The prevalence of melanoma or skin cancer is seen
mostly in people who have white skin. Melanoma occurs
less frequently among blacks, Asians, Central and
South American populations. The reason for this can
be attributed to the fact that the latter group is
better protected against the environment due to their
skin pigmentation and possibly their exposure to the
sun is different and done wisely.
In the United States, for every one black Afro American
person with melanoma there are 17 Caucasians suffering
from this disease. However, it must always be kept
in mind that people with pigmented skin can develop
melanoma and are also at risk though the incidence
is lower. Just as in white populations, dermatoscopy
seems to be the best method in detecting melanomas
in non-white populations as well.
The Risk areas
For people with dark skin, melanomas are found to
occur in the relatively non-pigmented areas of the
skin like the palms of the hands, soles of feet and
under the nails. To dermatologists these types of
melanomas are called the acral lentiginous type or
Delay in Diagnosis
Melanoma, though low in incidence among non-whites,
have poorer prognoses compared to white skinned populations
due to the increased chance of late diagnosis. This
problem can be attributed to the fact that in non
white populations, pigmented skin lesions are rarely
noticed and are difficult to detect by clinical examination.
This results in delayed initiation of treatment compared
to whites where these lesions are more easily noticeable.
So reduced visibility of melanocytic lesions leads
to delay in seeking medical help. This is further
compounded when examination by physicians using the
naked eye results in misdiagnosis or when the examination
is not conducted properly. It has been shown that
when diagnosed in the correct manner, at an early
stage, prognosis of melanoma in non-white populations
is comparable to that in case of white populations.
Using a dermatoscope to examine dark skin for melanomas
could help improve the chances of correct diagnosis
and earlier treatment intervention
Dermatoscopy as essential in dark skin as in white
For non whites, poor prognosis due to delay in diagnosis
makes it all the more vital that this population is
made aware of this fact. In addition, dermatologists
need to be skilled in differentiating melanocytic
lesions from physiological pigmentation and should
be well versed in the use of superior detection instruments.
While in whites, naked eye examination alone is insufficient
in detecting problem areas, in dark skinned individuals
this becomes a double jeopardy.
It is therefore imperative that physical examination
is more effectively done by dermatologists for early
detection and consequent successful immediate therapy.
In this way the lower incidence of melanoma in non-whites
should not stop dermatologists from making early diagnosis
and accurately classifying pigmented lesions.
In the last decade, the use of Dermatoscopy in clinical
dermatological practice has played an important role
in improving diagnostic accuracy.

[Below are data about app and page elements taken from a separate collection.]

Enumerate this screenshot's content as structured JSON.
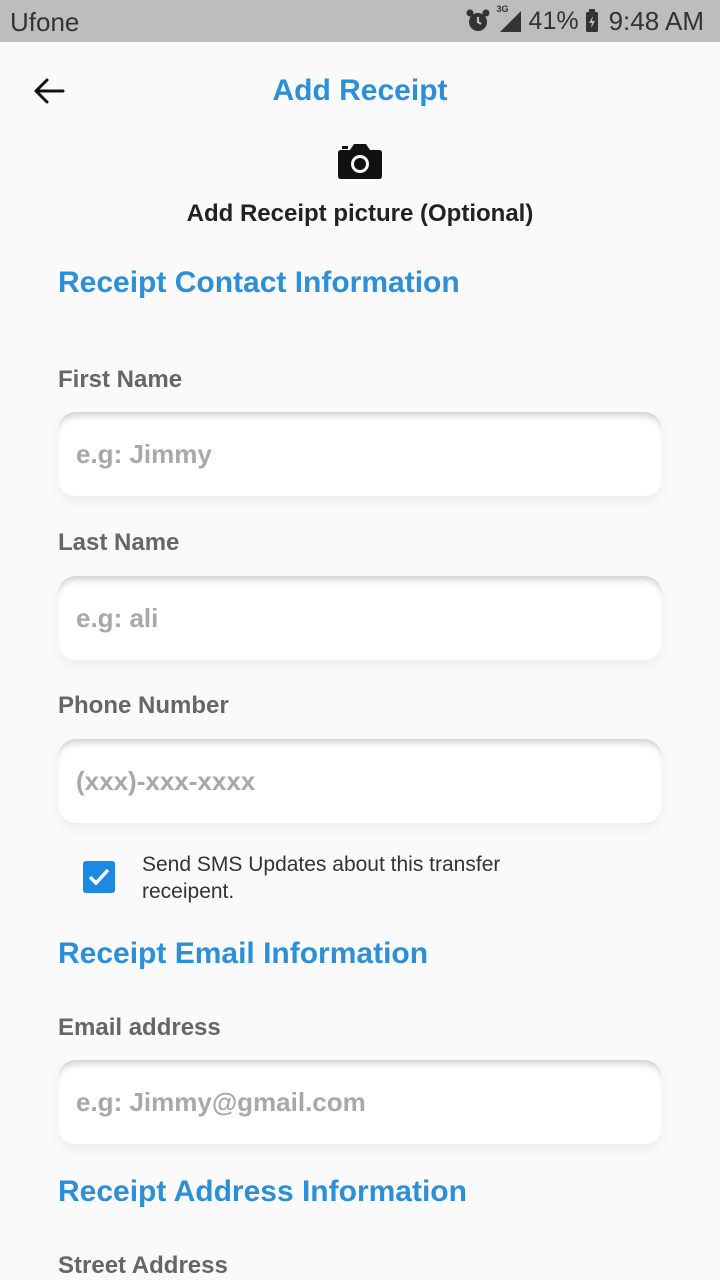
{
  "status_bar": {
    "carrier": "Ufone",
    "network": "3G",
    "battery": "41%",
    "time": "9:48 AM"
  },
  "header": {
    "title": "Add Receipt"
  },
  "picture": {
    "label": "Add Receipt picture (Optional)"
  },
  "contact_section": {
    "title": "Receipt Contact Information",
    "first_name": {
      "label": "First Name",
      "placeholder": "e.g: Jimmy",
      "value": ""
    },
    "last_name": {
      "label": "Last Name",
      "placeholder": "e.g: ali",
      "value": ""
    },
    "phone": {
      "label": "Phone Number",
      "placeholder": "(xxx)-xxx-xxxx",
      "value": ""
    },
    "sms": {
      "label": "Send SMS Updates about this transfer receipent.",
      "checked": true
    }
  },
  "email_section": {
    "title": "Receipt Email Information",
    "email": {
      "label": "Email address",
      "placeholder": "e.g: Jimmy@gmail.com",
      "value": ""
    }
  },
  "address_section": {
    "title": "Receipt Address Information",
    "street": {
      "label": "Street Address"
    }
  },
  "colors": {
    "accent": "#2d8fd6",
    "checkbox": "#1e88e5",
    "status_bar": "#bdbdbd"
  }
}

Lesions appearing
suspicious by eye examination can be grouped correctly,
thereby reducing misdiagnosis by clinical examination
resulting in the incidence of unnecessary excisions
Proven Superiority of Dermatoscopy Over Other Methods
In whites, it has been proved that dermatoscopy is
able to improve diagnostic results in examination
of pigmented lesions and this has encouraged dermatologists
to progressively adopt this technique over clinical
examination based solely on the naked eye examination
method. Studies have also confirmed that the use of
dermatoscopy in the detection of pigmented lesions
in non-whites and blacks can lead to early and accurate
diagnosis of melanoma.
It has been confirmed through experiments that there
is a 97% success rate in detection of lesions accurately
in people with dark skin with the use of Dermatoscopy.
There is a high level of interobserver agreement for
the dermoscopic variables like pigmented lesions,
streaks, globules, blue-whitish veils, and milia like
Clark nevi were easily diagnosed by the use of dermatoscopy
in this group by a network of pigment and presence
of globules. Benign melanocytic lesions were also
detected as were sebhorric keratoses, which were characterized
by presence of milia like cysts. Blue naevi revealed
bluish pigmentation. The melanomas in dark skinned
people were confirmed by the presence of bluish white
veils, irregular globules and streaks at the edges
in the same manner that it is confirmed in cases of
melanoma in white skinned people.
So, dark skin does not impede the identification
of any dermoscopic feature. Naked eye examination
on the other hand poses a problem of misdiagnosis.
However, in some dark skinned people, a stronger source
of light is used with the dermatoscope, as dark skin
tends to absorb a large amount of light rays. The
newer dermoscopes improve vision due to excellent
light emitting diode illumination.
Just as in case of the caucasian population, demoscopy
is equally effective and superior as a method of melanoma
detection in the dark skin populations as well. It
plays a more vital role in this group as only by this
method is it possible to detect melanocytic lesions
accurately and timely enabling early therapy, reduction
in the number of unnecessary excisions, reduction
in scarring, and lowering social costs.